09

Apr 2019

Older hospital patients - having their cake and eating it too!

Published in General on April 09, 2019

While the hospital is a place where folks go for treatment and to rest and recover, hospital cuisine often falls short. In a nutshell, the hospital isn’t a place where people can expect appetising meals.

While younger patients often have the benefit of youth on their side, older patients are not as lucky. Given that most ageing people suffer from poor appetite as well as difficulty swallowing, chances are they are less likely to eat heartily in the hospital. Consequently, this deprives them of much-needed nutrition which in turn slows down their healing.

In the long-term, this compounds the problem of ageing patients being kept back in the hospital which increases the risk of them developing complications.

Fortunately, there is hope at hand as the team at the Royal Brisbane and Women’s Hospital has managed to increase the nutritional intake of their patients by a whopping 20%, thanks to a radical paradigm shift.

A long-term approach to nutrition

To improve the quality of meals consumed by their patients in the acute medical wards, the Royal Brisbane and Women’s Hospital has undertaken several initiatives. The first amongst these was to introduce high-calorie and high-protein meals as a standard on the menu for older patients.

This meant providing palatable means that are packed with nutrition. Patients can enjoy hot breakfasts, extra desserts, creamy sauces and hearty soups that encouraged recovery.

Along with this, meals were more evenly spaced out for patients. This was done as a means to help older patients who were unable to stomach larger meals cope better. Instead of serving 3 large meals a day, patients could enjoy nourishing and delicious snacks like cheese and biscuits, fruit yoghurt and also a variety of dairy beverages. As an added treat, cake was also added onto the menu.

These changes were met with great enthusiasm by all patients on the ward. To further boost patient satisfaction, initiatives such as ‘same day menus’, a larger spread as well as a spoken menu system were introduced.

Recognising the fact that improving hospital menus alone was insufficient, a separate program was introduced to ensure that older patients had access to better care. Unfortunately, it is common knowledge that older folks are more susceptible to viral infections and more prone to developing complications in hospitals. In order to combat this, the team at the Royal Brisbane and Women’s Hospital put their minds together to introduce the Eat Walk Engage program.

The Eat Walk Engage program is founded on the essence of providing good hospital care for older patients. The core principles of hospital care for older folks are good nutrition, early and regular mobilisation, and healthy activities that stimulate mental activity.  

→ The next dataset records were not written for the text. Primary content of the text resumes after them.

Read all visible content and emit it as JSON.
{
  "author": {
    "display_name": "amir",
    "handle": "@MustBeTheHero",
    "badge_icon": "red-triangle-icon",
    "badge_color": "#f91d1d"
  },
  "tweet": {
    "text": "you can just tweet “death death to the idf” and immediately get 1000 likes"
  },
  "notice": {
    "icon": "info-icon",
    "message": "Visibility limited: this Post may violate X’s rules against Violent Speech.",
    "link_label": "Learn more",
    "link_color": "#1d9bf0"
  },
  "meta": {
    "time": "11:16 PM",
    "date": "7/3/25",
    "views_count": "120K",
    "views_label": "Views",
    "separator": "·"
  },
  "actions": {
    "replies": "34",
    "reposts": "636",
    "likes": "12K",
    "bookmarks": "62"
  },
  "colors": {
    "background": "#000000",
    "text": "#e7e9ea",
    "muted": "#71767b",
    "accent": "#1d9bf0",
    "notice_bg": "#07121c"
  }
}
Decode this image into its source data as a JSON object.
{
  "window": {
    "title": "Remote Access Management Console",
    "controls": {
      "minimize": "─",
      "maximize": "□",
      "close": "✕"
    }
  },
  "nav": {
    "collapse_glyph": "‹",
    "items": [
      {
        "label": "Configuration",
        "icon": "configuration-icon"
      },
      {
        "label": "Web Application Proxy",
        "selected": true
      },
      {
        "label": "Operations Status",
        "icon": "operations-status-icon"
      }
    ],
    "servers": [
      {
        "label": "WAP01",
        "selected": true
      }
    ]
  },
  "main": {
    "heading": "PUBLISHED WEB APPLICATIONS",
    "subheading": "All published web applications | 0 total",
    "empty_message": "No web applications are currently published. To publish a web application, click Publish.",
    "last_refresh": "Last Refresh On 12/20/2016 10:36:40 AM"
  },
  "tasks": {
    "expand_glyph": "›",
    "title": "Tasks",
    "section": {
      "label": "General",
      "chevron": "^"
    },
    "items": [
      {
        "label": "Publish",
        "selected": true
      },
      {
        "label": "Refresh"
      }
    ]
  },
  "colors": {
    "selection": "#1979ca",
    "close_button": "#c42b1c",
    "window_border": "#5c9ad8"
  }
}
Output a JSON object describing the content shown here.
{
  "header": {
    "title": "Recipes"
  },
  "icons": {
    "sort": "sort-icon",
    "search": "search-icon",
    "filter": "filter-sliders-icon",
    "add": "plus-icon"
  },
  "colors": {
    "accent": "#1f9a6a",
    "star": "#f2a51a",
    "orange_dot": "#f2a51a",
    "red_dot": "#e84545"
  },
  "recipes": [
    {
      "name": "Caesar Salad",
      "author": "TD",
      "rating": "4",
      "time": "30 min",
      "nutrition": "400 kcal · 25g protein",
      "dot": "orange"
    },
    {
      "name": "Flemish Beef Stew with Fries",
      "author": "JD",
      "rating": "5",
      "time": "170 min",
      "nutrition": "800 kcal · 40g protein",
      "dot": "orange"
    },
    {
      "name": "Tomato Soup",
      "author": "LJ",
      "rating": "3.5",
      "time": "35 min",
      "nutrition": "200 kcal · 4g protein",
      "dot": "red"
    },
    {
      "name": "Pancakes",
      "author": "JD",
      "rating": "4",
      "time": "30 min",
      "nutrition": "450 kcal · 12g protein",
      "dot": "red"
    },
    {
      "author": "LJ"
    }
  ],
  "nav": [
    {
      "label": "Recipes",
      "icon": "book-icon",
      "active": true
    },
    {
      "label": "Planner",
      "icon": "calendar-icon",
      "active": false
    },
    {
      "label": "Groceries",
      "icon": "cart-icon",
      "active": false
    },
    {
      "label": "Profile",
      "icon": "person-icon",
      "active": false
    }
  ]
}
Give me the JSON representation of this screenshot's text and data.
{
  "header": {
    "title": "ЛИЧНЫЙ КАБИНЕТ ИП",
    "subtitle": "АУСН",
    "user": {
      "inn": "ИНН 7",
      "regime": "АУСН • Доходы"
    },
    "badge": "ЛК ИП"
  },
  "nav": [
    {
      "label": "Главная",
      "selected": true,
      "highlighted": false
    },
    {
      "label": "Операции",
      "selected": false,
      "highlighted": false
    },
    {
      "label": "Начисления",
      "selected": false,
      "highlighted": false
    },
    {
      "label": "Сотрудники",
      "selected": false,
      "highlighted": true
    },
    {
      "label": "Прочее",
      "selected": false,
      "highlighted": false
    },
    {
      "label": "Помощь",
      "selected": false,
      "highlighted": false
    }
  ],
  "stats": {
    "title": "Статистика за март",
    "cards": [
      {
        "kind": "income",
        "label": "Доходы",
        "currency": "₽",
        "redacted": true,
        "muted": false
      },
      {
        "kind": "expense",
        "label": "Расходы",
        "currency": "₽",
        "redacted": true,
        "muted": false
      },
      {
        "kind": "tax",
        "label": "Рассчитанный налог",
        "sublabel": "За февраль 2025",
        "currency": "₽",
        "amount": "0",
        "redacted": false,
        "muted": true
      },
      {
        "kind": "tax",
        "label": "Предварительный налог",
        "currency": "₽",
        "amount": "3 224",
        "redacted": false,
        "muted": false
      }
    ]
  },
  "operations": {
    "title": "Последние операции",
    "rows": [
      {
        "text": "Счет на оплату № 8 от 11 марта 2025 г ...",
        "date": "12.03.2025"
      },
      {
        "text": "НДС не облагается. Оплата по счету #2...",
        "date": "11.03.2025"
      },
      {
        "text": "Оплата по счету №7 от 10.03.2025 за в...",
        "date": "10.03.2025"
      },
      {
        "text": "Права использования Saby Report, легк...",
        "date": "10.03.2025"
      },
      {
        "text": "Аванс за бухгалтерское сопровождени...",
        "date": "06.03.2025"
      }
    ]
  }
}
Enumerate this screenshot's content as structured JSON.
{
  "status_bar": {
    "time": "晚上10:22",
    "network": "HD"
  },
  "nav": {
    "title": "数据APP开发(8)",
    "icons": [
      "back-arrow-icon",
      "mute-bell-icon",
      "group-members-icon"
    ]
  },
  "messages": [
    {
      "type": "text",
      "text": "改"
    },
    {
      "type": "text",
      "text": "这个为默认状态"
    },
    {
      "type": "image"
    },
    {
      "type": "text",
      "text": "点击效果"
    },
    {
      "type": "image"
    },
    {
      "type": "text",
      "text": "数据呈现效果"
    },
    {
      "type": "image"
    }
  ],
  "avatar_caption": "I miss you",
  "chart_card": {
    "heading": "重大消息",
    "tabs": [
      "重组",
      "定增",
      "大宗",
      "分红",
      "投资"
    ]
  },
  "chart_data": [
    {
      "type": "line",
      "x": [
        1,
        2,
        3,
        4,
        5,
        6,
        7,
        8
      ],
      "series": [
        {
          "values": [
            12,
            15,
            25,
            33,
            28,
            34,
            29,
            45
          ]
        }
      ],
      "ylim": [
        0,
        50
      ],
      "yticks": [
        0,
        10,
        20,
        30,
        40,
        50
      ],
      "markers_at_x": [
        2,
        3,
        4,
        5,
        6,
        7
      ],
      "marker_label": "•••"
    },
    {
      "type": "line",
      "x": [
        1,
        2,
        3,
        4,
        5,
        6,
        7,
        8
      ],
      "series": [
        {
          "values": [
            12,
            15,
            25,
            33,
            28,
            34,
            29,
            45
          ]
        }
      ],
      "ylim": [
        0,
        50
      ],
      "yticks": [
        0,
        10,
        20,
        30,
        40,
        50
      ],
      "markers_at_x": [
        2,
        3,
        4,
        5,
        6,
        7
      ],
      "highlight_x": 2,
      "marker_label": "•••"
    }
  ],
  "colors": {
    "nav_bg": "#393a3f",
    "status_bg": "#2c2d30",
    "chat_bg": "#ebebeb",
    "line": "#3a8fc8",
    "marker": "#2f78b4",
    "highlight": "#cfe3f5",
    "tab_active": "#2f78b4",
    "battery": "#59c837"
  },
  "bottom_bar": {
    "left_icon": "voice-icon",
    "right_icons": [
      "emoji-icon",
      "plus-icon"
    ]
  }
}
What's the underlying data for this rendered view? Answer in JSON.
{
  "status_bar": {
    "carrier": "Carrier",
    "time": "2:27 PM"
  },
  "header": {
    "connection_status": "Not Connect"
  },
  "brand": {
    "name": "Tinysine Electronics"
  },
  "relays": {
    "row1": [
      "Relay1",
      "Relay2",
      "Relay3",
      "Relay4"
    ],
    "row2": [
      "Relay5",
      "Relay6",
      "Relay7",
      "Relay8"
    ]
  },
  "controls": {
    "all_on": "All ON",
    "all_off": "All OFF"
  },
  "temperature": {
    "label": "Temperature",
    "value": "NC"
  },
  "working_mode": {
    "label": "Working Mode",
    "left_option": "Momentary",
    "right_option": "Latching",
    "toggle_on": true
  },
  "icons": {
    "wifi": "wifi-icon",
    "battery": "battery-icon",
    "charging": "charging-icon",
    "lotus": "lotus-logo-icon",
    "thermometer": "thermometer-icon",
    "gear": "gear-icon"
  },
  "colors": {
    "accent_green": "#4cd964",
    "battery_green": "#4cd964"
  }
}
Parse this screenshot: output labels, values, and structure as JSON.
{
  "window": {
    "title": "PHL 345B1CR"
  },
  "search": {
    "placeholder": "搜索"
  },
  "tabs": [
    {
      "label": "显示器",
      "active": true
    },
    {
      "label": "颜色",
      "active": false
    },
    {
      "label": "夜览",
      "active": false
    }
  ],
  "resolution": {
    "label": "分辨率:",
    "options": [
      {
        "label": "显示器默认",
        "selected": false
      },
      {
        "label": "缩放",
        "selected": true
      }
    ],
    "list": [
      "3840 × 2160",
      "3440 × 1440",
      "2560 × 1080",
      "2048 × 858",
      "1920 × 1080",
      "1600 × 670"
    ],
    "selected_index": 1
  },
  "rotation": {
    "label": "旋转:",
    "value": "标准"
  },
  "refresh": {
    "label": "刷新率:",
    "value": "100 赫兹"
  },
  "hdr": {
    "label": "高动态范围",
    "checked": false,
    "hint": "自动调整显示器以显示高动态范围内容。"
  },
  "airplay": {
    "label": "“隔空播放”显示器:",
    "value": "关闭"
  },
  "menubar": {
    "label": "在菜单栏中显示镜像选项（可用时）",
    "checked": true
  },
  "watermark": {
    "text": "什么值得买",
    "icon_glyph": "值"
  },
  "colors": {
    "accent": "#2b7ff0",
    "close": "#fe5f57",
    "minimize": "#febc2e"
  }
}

Eat Walk Engage takes into account all of these factors and ensures that patients are well provided for. So far, the results of this initiative are good which can be seen in the decreased amount of time spent by older patients in the hospital. In the long-term, this provides older patients with a much better prognosis as it significantly reduces the likelihood of them developing a new health problem.

A new solution to an old problem

With a greater priority now being placed on mealtimes as part of the Eat Walk Engage initiative, ward staff have rearranged their routines to ensure that the optimum amount of staff are available on hand during mealtimes. This ensures that all patients get the help they need to eat their meals.

In order to do so, staff meal breaks have been changed while other ancillary tasks have been shuffled around to free up more staff. This makes mealtime a more enjoyable part of the day where staff members can spend time and bond with their patients.

To further encourage patients, meals are sometimes brought together to be shared at a communal dining table where eating becomes a much more social experience. Small but meaningful gestures such as adding tablecloths or placing a vase of flowers also help to make mealtimes more enjoyable.

In order to encourage mobility and to help stimulate the minds of patients, patients and their families come together several times a week to enjoy tea together in the patient lounge or garden. This adds some variety to the patients’ routines and gives them something to look forward to.

The results have been collected and monitored over a 10-year improvement period and the findings are most encouraging. Now, staff have noticed that the energy intake of patients increased by over 20% on average which comes up to 900kJ or 215 calories. Protein intake meanwhile has risen to 9g each day.

Also, the percentage of patients consuming less than their daily minimum nutritional requirements has been reduced by nearly 50%. Most importantly, the program has been met with universal acclaim by both patients and their family members.

The team at the Royal Brisbane and Women’s Hospital attributes their success to the fact that patient well-being was their utmost priority throughout. They took great pains to ensure that all initiatives that were introduced were meant to contribute to improved patient care. Their compassion and dedication to providing their patients with the best enabled them to persevere and remain strong even in the face of difficulty. It goes without saying that their efforts have most certainly paid off as can be seen 10 years later.

How did they make it work

 

  • Working together with experts from various disciplines develop ideas that improved patient care
  • Taking it a step at a time by enacting change sequentially and in increments. This allowed the staff to build their confidence while giving them time to learn from their mistakes
  • Adopting a more personal approach by listening to their patients and primary caregivers
  • Using clear, easily-measurable metrics to measure results
  • Making use of an implementation framework to ensure that common mistakes are avoided
  • Being patient and persistent in enacting change